- Violating rules. A 16 year old boy skips school and spends the day hanging out with a truant classmate. A 17 year old girl sneaks out of her bedroom window to go to a party her parents have forbidden her to attend.
- Shifting friendships. A 14 year old academically and athletically gifted student begins hanging out with a group of troublemakers who care nothing about grades or sports. A sweet 15 year old begins hanging out with a group of mean girls and ignores her best friends.
- Experimenting with identities. An 18 year old with a typically preppy appearance gets her nose pierced and dyes purple streaks in her hair. A 14 year develops an obsession with hip hop culture and begins talking and walking like his favorite rap artist.
- Pushing back. A typically respectful and well-behaved 16 year old boy openly challenges his parents’ right to control his life. A 17 year old girl refuses to continue piano lessons after taking them without objection for 12 years.
These are examples of mildly challenging behaviors that fall into the “within normal adolescent limits” category. Some teenagers go to much greater extremes as they separate from their parents. Oftentimes, acting out behaviors such as mouthing off at teachers, drinking, and having sex represent adolescents’ more intense attempts to establish separateness and differentness from their parents.
So what does all this have to do with coaching? It’s simple, really. Well-adjusted adolescents need to push back against their parents, but well-behaved players know to treat coaches with deference and respect. It’s a no-win situation for the adolescent whose father is also his coach. The public nature of coaching compounds the problem. If a teenaged player does not like the way his father/coach talks to him, then he may feel social pressure to put his father in his place. As you can imagine, this is not likely to go over well with Coach Dad, so the cycle of negative interaction between father/coach and son/player is likely to escalate.
I have seen the same dynamic happen between mothers and daughters on the court or field, but this has been far less common in my experience. I have also seen parents who successfully coach their kids into the teenage years, but this is also not very common.
The problem described in this post is not limited to parents who are the official coaches. A parent coaching from the bleachers can create just as much tension in the parent-adolescent relationship as the one coaching from the bench.

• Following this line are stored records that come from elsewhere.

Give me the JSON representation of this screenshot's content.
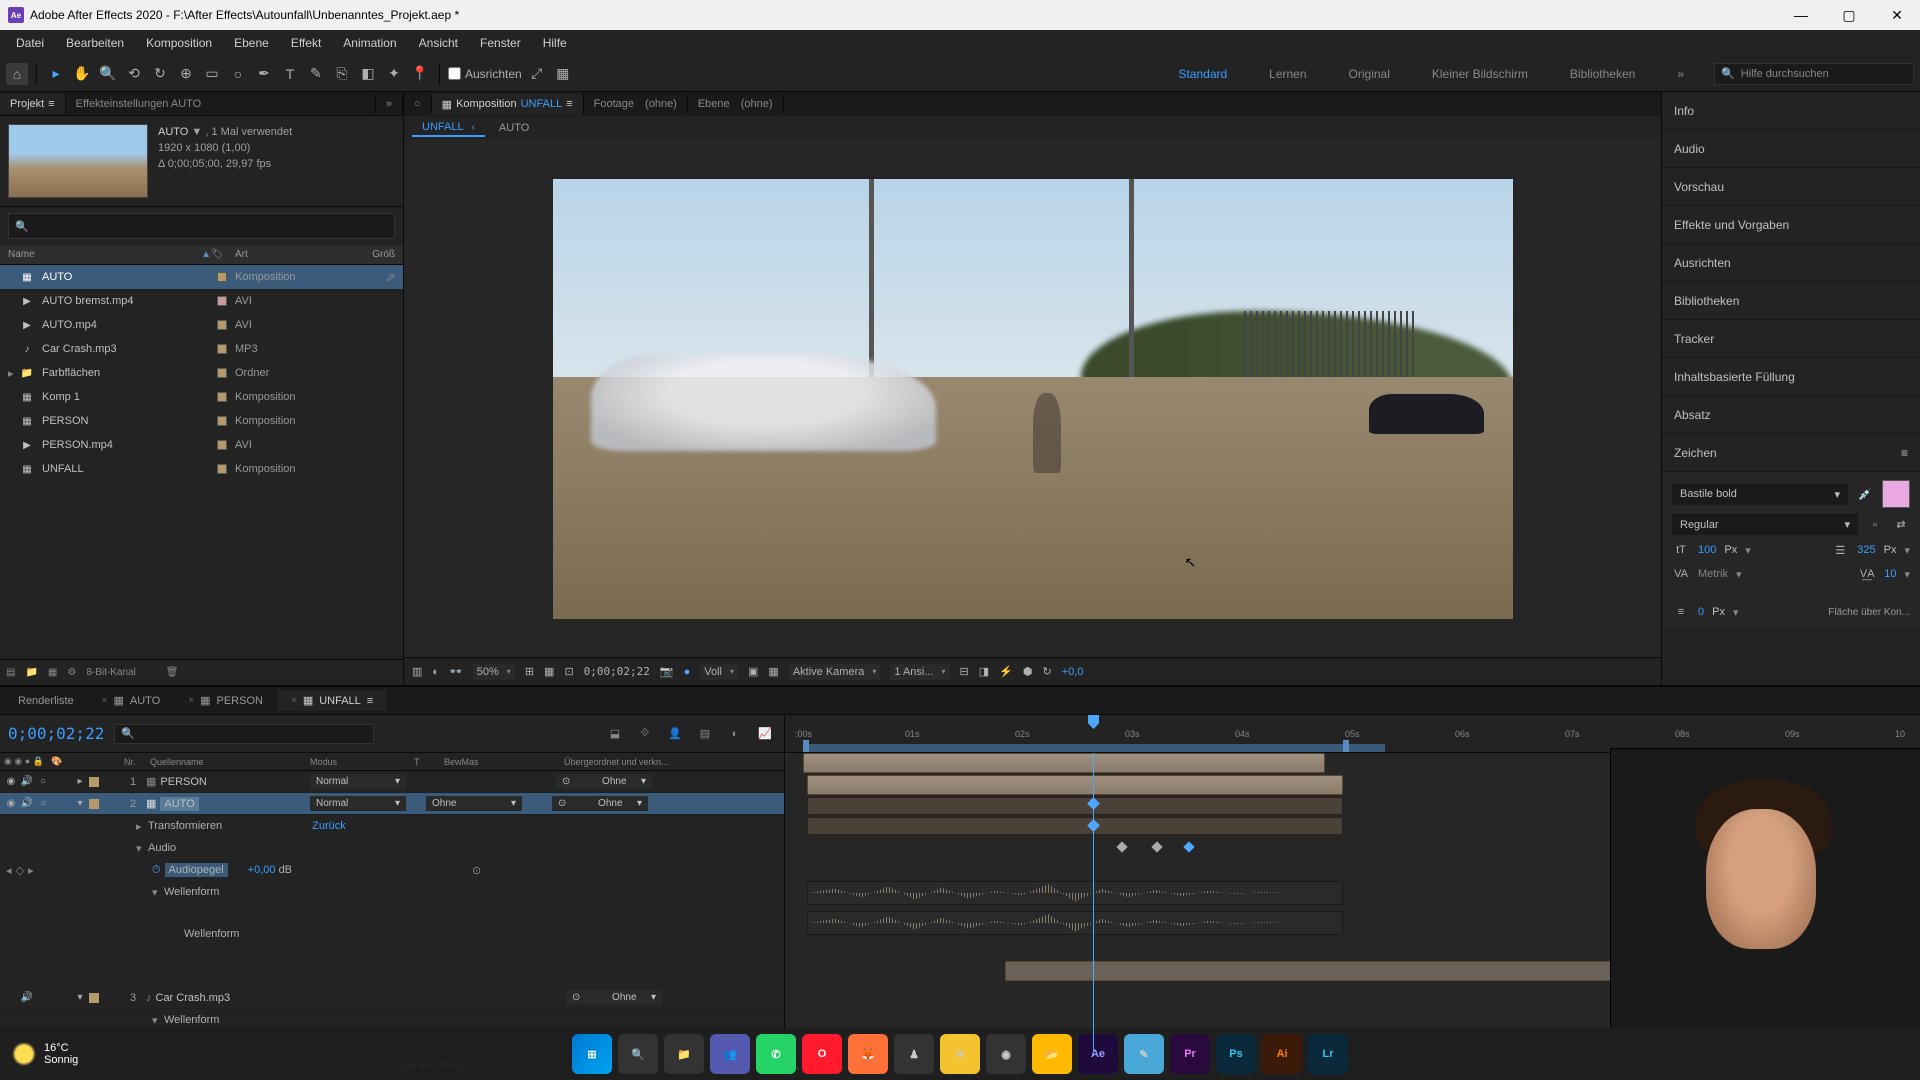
{
  "title": "Adobe After Effects 2020 - F:\\After Effects\\Autounfall\\Unbenanntes_Projekt.aep *",
  "menu": [
    "Datei",
    "Bearbeiten",
    "Komposition",
    "Ebene",
    "Effekt",
    "Animation",
    "Ansicht",
    "Fenster",
    "Hilfe"
  ],
  "toolbar": {
    "align_label": "Ausrichten",
    "workspaces": [
      "Standard",
      "Lernen",
      "Original",
      "Kleiner Bildschirm",
      "Bibliotheken"
    ],
    "active_workspace": "Standard",
    "search_placeholder": "Hilfe durchsuchen"
  },
  "project": {
    "tab_project": "Projekt",
    "tab_effect": "Effekteinstellungen AUTO",
    "selected_name": "AUTO",
    "selected_usage": ", 1 Mal verwendet",
    "selected_dims": "1920 x 1080 (1,00)",
    "selected_dur": "Δ 0;00;05;00, 29,97 fps",
    "cols": {
      "name": "Name",
      "type": "Art",
      "size": "Größ"
    },
    "items": [
      {
        "name": "AUTO",
        "type": "Komposition",
        "color": "#b59a6a",
        "icon": "comp",
        "selected": true,
        "flow": true
      },
      {
        "name": "AUTO bremst.mp4",
        "type": "AVI",
        "color": "#c99a9a",
        "icon": "video"
      },
      {
        "name": "AUTO.mp4",
        "type": "AVI",
        "color": "#b59a6a",
        "icon": "video"
      },
      {
        "name": "Car Crash.mp3",
        "type": "MP3",
        "color": "#b59a6a",
        "icon": "audio"
      },
      {
        "name": "Farbflächen",
        "type": "Ordner",
        "color": "#b59a6a",
        "icon": "folder",
        "twirl": true
      },
      {
        "name": "Komp 1",
        "type": "Komposition",
        "color": "#b59a6a",
        "icon": "comp"
      },
      {
        "name": "PERSON",
        "type": "Komposition",
        "color": "#b59a6a",
        "icon": "comp"
      },
      {
        "name": "PERSON.mp4",
        "type": "AVI",
        "color": "#b59a6a",
        "icon": "video"
      },
      {
        "name": "UNFALL",
        "type": "Komposition",
        "color": "#b59a6a",
        "icon": "comp"
      }
    ],
    "footer_depth": "8-Bit-Kanal"
  },
  "comp": {
    "tab_comp_prefix": "Komposition",
    "tab_comp_name": "UNFALL",
    "tab_footage": "Footage",
    "tab_footage_none": "(ohne)",
    "tab_layer": "Ebene",
    "breadcrumb": [
      "UNFALL",
      "AUTO"
    ],
    "footer": {
      "zoom": "50%",
      "timecode": "0;00;02;22",
      "resolution": "Voll",
      "camera": "Aktive Kamera",
      "views": "1 Ansi...",
      "adjust": "+0,0"
    }
  },
  "right": {
    "panels": [
      "Info",
      "Audio",
      "Vorschau",
      "Effekte und Vorgaben",
      "Ausrichten",
      "Bibliotheken",
      "Tracker",
      "Inhaltsbasierte Füllung",
      "Absatz",
      "Zeichen"
    ],
    "char": {
      "font": "Bastile bold",
      "style": "Regular",
      "size": "100",
      "size_unit": "Px",
      "leading": "325",
      "leading_unit": "Px",
      "kerning": "Metrik",
      "tracking": "10",
      "color": "#e8a8e0"
    },
    "para": {
      "indent": "0",
      "indent_unit": "Px",
      "fill_over": "Fläche über Kon..."
    }
  },
  "timeline": {
    "tabs": [
      "Renderliste",
      "AUTO",
      "PERSON",
      "UNFALL"
    ],
    "active_tab": "UNFALL",
    "timecode": "0;00;02;22",
    "head": {
      "nr": "Nr.",
      "src": "Quellenname",
      "mode": "Modus",
      "t": "T",
      "trk": "BewMas",
      "parent": "Übergeordnet und verkn..."
    },
    "layers": [
      {
        "nr": "1",
        "name": "PERSON",
        "mode": "Normal",
        "parent": "Ohne",
        "color": "#b59a6a"
      },
      {
        "nr": "2",
        "name": "AUTO",
        "mode": "Normal",
        "trk": "Ohne",
        "parent": "Ohne",
        "color": "#b59a6a",
        "selected": true
      },
      {
        "nr": "3",
        "name": "Car Crash.mp3",
        "parent": "Ohne",
        "color": "#b59a6a",
        "audio_only": true
      }
    ],
    "props": {
      "transform": "Transformieren",
      "transform_reset": "Zurück",
      "audio": "Audio",
      "audio_level": "Audiopegel",
      "audio_level_val": "+0,00",
      "audio_level_unit": "dB",
      "waveform": "Wellenform"
    },
    "ruler": [
      ":00s",
      "01s",
      "02s",
      "03s",
      "04s",
      "05s",
      "06s",
      "07s",
      "08s",
      "09s",
      "10"
    ],
    "footer_label": "Schalter/Modi"
  },
  "taskbar": {
    "temp": "16°C",
    "weather": "Sonnig"
  }
}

There was a time when I never would have suggested that parents stop coaching their own kids. I thought it simply would not be feasible because how else would community sports organizations fill their coaching positions if not with parent volunteers. Then, my son joined a basketball league that expressly prohibits young people from playing for their own parents. It’s a somewhat more expensive league, so perhaps the coaches get paid a little, but the extra cost is worth the protection such a practice affords to the parent-adolescent relationship. To be honest, neither my husband nor I have coached our kids since they were very small, but we have suffered through many sporting events that were painful because we had to watch coaches berate their own children.
So, parents, unsubscribe if you must but before you do, please think about the potential risks to your relationship with your adolescent if you insist on coaching. If possible, become a parent who sits in the stands and cheers for the whole team, acknowledges great plays made by any player, and leave coaching to the coaches. If you do this, you and your child are much more likely to find the sport a mutually enjoyable activity rather than a source of relationship strain. If you really want to coach, you can always coach on other people’s kids.
[Names and potentially identifying information have been changed to protect privacy.]